_WORK INSTRUCTIONS:_ What you return should match the data below exactly, line for line.

(RECORDS TO USE begins)

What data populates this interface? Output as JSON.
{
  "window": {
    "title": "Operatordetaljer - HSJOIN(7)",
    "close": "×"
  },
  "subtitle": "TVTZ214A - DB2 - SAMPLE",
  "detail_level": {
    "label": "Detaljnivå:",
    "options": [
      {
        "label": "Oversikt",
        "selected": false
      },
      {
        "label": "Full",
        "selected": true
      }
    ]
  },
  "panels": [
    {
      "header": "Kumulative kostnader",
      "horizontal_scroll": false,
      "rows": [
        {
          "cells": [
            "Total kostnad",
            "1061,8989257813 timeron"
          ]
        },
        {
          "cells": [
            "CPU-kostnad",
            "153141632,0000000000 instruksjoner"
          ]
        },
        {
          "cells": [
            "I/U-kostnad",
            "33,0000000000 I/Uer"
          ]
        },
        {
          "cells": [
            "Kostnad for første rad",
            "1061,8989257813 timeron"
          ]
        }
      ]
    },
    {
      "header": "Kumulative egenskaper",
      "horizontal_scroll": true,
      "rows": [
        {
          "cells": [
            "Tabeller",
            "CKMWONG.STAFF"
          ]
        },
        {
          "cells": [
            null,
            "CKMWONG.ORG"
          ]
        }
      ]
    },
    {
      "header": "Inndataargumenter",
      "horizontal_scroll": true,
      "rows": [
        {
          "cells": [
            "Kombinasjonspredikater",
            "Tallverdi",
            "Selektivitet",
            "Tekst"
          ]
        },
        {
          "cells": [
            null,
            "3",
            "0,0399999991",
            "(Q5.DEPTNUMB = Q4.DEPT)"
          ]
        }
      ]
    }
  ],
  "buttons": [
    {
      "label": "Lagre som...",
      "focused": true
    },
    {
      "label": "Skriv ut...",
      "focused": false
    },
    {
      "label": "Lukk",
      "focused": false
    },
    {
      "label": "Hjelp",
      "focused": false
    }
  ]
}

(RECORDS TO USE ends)

_SOLVED EXERCISE:_
What data populates this interface? Output as JSON.
{
  "window": {
    "title": "Operatordetaljer - HSJOIN(7)",
    "close": "×"
  },
  "subtitle": "TVTZ214A - DB2 - SAMPLE",
  "detail_level": {
    "label": "Detaljnivå:",
    "options": [
      {
        "label": "Oversikt",
        "selected": false
      },
      {
        "label": "Full",
        "selected": true
      }
    ]
  },
  "panels": [
    {
      "header": "Kumulative kostnader",
      "horizontal_scroll": false,
      "rows": [
        {
          "cells": [
            "Total kostnad",
            "1061,8989257813 timeron"
          ]
        },
        {
          "cells": [
            "CPU-kostnad",
            "153141632,0000000000 instruksjoner"
          ]
        },
        {
          "cells": [
            "I/U-kostnad",
            "33,0000000000 I/Uer"
          ]
        },
        {
          "cells": [
            "Kostnad for første rad",
            "1061,8989257813 timeron"
          ]
        }
      ]
    },
    {
      "header": "Kumulative egenskaper",
      "horizontal_scroll": true,
      "rows": [
        {
          "cells": [
            "Tabeller",
            "CKMWONG.STAFF"
          ]
        },
        {
          "cells": [
            null,
            "CKMWONG.ORG"
          ]
        }
      ]
    },
    {
      "header": "Inndataargumenter",
      "horizontal_scroll": true,
      "rows": [
        {
          "cells": [
            "Kombinasjonspredikater",
            "Tallverdi",
            "Selektivitet",
            "Tekst"
          ]
        },
        {
          "cells": [
            null,
            "3",
            "0,0399999991",
            "(Q5.DEPTNUMB = Q4.DEPT)"
          ]
        }
      ]
    }
  ],
  "buttons": [
    {
      "label": "Lagre som...",
      "focused": true
    },
    {
      "label": "Skriv ut...",
      "focused": false
    },
    {
      "label": "Lukk",
      "focused": false
    },
    {
      "label": "Hjelp",
      "focused": false
    }
  ]
}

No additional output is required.